1.Command these stones to become loaves of bread if you are the Son of God.
That our Lord Jesus Christ is the Son of God is not a subject for debate. The devil challenges you to sin by presenting a false picture of your position. He was hungry, and the devil wanted him to perform magic not a miracle for his immediate need. Our Lord Jesus Christ multiplied five loaves of bread and two fish for the hungry crowd, not for himself. (Matt. 14: 15-21 and John 6: 4-13). Most of the things we want are not what we need. The devil knows we need some physical provisions and thus uses them as luring gifts to enslave us. Materialism is the devil’s point of sale (pos).
2.If you are the Son of God throw yourself down for it is written He will command his angels concerning you.
The second temptation insists on the Sonship position of our Lord Jesus Christ. Furthermore, the devil wanted our Lord to take the promises of God for granted. When God promised protection in Psalm 91, He did not ask us to presume His protection and plunge ourselves into some risky behavior. Somewhere I read that a pastor asked his members to drink rat poison while assuring them that by God’s power none of them would die. He quoted Mark (16:17-18) where the signs that will follow believers included picking scorpions and drinking poison but remaining unhurt. After few days many of those who took the solution died.
The devil did not ask our Lord to jump up but to throw himself down. He knew that belongs to the down region and wanted our Lord to go down with him. We can recall from the book of Revelation (12: 9) that he was thrown down from heaven.
3. All these (kingdoms of the earth) I shall give to you if you will prostrate yourself and worship me.
Beyond temptation, this is an insult! Can you imagine our Lord Jesus Christ bowing to worship the devil?
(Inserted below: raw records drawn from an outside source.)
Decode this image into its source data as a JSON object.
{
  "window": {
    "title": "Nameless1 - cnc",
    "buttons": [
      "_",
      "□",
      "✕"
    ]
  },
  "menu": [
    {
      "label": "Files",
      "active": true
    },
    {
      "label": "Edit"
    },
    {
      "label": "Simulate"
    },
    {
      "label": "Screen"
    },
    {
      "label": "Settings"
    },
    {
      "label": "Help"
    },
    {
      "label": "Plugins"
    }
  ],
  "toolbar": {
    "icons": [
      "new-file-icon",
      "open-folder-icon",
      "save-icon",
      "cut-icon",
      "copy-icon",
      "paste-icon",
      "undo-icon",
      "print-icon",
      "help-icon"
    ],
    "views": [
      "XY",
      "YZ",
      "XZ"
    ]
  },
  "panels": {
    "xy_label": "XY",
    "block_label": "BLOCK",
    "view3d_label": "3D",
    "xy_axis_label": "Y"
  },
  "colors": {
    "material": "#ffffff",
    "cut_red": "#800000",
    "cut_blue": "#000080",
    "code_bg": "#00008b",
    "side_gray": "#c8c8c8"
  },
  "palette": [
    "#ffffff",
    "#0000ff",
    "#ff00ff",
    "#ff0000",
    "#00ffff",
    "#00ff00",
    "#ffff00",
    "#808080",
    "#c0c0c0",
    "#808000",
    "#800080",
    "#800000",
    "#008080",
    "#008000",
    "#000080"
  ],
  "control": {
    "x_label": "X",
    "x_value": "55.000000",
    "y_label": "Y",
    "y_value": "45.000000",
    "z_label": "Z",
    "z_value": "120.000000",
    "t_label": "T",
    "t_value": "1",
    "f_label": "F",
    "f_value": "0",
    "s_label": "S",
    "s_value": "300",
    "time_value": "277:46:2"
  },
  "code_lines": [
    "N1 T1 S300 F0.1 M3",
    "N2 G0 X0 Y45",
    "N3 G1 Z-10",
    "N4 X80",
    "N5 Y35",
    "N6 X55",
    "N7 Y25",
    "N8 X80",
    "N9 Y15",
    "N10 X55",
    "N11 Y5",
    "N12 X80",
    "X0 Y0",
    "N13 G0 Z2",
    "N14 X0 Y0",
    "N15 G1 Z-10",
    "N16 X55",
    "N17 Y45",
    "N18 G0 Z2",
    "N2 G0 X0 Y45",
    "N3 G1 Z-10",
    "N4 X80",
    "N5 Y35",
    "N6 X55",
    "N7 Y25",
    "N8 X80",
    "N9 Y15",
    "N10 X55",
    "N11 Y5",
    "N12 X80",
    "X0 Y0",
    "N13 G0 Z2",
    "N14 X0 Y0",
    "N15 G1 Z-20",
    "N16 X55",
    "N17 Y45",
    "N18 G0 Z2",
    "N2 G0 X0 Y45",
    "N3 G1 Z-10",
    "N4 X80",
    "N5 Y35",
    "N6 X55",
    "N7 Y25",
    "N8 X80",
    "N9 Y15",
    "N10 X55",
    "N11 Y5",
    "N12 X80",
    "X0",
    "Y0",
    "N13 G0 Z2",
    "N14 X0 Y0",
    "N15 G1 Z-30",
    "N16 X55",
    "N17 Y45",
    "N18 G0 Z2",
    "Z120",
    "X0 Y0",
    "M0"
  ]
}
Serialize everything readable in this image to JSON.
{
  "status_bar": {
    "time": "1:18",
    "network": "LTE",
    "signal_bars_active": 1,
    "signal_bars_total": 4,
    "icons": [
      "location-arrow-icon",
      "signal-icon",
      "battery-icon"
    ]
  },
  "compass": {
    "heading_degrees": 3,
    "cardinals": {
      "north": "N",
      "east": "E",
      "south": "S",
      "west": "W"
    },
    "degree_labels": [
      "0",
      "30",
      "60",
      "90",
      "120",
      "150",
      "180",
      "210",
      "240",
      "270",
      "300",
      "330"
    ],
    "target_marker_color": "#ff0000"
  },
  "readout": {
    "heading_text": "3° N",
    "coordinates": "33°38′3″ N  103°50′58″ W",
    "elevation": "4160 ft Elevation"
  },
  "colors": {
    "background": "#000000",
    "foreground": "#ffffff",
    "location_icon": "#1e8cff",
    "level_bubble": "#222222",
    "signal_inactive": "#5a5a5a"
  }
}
The devil’s kingdom has no real glories. They are citadels of darkness and sin. Our Lord Jesus Christ came to undo the powers of those kingdoms. St. Peter tells us that he has delivered us from the kingdom of darkness and transferred us into his marvelous light (1 Pet. 2:9). The devil would always give a false promise as bait to lead us into sin.
Our theme for reflection says that we should resist the devil and he will flee from us (James 4:7). To do this, we are expected to submit ourselves to totally to the will of God. To submit ourselves to God means considering God first before doing anything as our Lord Jesus Christ did during the temptation episode. The devil has a mission which our Lord Jesus Christ spelt out very well in the Gospel of John (10:10a) “to steal, kill and destroy.” St. Peter enjoins us not the give him any opportunity (Eph.4:27) because he is always looking for one to devour (1 Pet 5:8).
Temptations would always come to confront us in various times, places occasions, and seasons. Let us remember the words of St. Paul in the Second Reading (Romans 5:12-19) today: “where sin increased, grace overflowed all the more.” Though you may face temptations, resist the devil, and he will flee from you; do not be tampered!
Have a happy Sunday and a gracious week ahead.
One response to ““…RESIST THE DEVIL AND HE WILL FLEE FROM YOU” HOMILY FOR THE FIRST SUNDAY OF LENT (YEAR A) Rev. Fr. Boniface Nkem Anusiem Ph.D.”
The devil can be people that take our time and hinder us from serving God